Sugar:: Thom Karamus
Candy Land 2021: The ‘New Normal’ Edition
What’s more euphoric for a child than a world made of sugary treats?
Candy Land, the iconic board game, was created in 1948 by Eleanor Abbott while recuperating inside a polio ward in San Diego. Polio seclusion, quarantine and rehabilitation was long and lonely, especially for the children suffering from the virus. In the original Candy Land board game, sugar was the springboard for children to travel vicariously to a magical land filled with Gumdrop Mountains, Ice Cream Floats and Peanut Brittle Houses.
Sugar was also used to administer the polio vaccine. Children were given the first vaccines on sugar cubes to encourage the medicine to go down. The vaccine quickly reduced the number of infections from 58,000 in 1955, to 5,600 by 1957.
2019 introduced the world to another deadly virus, COVID-19. This pandemic saw science race for a vaccine and amazingly deliver one in less than two years. Yet, Americans continue to die every day. With insufficient vaccination rates the death toll stands at 750,000 (as of October 2021).
Americans are uncompromisingly divided on politics, religion, law enforcement, immigration, systemic racism, speech, iconography… and, yes… even a deadly virus. In the mass division of 2021, a large segment of Americans politicize the vaccine, vilify science, and view health precautions as an assault on freedom.

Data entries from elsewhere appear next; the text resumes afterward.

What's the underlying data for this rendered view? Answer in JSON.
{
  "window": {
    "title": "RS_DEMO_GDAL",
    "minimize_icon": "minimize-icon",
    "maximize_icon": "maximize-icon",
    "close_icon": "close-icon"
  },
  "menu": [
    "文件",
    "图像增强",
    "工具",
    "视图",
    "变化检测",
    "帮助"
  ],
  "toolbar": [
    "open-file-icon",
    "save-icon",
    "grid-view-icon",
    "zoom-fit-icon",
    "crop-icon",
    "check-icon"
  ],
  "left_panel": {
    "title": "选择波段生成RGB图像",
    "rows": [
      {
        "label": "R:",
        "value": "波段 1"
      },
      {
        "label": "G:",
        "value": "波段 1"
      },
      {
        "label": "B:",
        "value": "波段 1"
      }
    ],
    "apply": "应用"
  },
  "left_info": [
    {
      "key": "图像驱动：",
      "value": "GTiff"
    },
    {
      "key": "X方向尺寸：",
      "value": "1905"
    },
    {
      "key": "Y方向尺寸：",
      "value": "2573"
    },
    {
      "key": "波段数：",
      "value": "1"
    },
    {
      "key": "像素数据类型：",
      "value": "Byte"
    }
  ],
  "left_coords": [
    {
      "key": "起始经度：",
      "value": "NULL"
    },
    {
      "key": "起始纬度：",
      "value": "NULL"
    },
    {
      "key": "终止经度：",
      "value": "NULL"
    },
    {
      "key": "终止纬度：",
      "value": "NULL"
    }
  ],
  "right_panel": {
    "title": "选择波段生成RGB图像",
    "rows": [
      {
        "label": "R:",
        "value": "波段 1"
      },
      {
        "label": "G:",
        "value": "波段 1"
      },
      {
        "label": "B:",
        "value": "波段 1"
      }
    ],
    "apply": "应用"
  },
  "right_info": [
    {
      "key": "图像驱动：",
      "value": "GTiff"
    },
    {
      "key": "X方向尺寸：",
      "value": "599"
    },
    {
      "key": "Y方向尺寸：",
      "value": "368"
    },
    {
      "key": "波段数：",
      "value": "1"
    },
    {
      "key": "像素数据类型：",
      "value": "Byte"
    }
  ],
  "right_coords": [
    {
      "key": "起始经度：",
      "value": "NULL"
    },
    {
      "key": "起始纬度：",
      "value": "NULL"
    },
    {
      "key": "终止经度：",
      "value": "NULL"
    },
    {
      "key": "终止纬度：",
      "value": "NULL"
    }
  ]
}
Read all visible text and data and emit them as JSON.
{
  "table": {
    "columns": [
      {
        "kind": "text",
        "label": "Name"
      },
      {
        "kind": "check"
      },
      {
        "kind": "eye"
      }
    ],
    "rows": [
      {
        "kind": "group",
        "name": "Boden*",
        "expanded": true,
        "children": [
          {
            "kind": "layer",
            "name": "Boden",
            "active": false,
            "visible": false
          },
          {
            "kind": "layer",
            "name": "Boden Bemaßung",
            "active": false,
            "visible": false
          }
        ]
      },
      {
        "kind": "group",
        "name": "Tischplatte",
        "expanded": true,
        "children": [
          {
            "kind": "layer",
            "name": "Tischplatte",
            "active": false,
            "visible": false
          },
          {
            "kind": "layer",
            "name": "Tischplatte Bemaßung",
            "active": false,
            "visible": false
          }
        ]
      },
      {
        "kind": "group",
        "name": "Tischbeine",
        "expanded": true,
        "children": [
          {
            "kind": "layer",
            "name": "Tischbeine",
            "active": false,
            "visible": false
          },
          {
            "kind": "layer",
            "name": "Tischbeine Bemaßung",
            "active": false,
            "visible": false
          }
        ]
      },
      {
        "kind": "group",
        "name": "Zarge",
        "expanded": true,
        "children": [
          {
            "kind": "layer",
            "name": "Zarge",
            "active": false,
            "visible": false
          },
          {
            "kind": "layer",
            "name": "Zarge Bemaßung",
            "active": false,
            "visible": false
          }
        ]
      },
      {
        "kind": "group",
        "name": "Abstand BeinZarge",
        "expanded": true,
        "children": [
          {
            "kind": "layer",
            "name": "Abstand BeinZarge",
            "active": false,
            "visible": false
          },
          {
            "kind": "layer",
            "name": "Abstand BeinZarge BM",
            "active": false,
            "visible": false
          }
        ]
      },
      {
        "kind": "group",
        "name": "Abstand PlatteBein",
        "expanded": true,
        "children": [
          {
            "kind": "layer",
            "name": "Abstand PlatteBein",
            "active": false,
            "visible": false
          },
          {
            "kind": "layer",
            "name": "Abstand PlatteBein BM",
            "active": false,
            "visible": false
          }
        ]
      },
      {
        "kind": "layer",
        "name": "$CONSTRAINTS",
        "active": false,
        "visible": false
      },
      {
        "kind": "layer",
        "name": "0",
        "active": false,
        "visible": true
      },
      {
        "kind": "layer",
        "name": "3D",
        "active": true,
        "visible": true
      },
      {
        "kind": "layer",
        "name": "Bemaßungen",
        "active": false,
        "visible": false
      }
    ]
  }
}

What does Candy Land look like today? Do we still believe in a magical land that offers comfort and provides hope for the children of today’s Pandemic?
Thom earned an BFA from Pratt Institute and spent years in advertising film production in New York and Miami. He currently lives in New Orleans drawing comics and non-comics in ink, drinking coffee and playing Scrabble with his cat, Bob.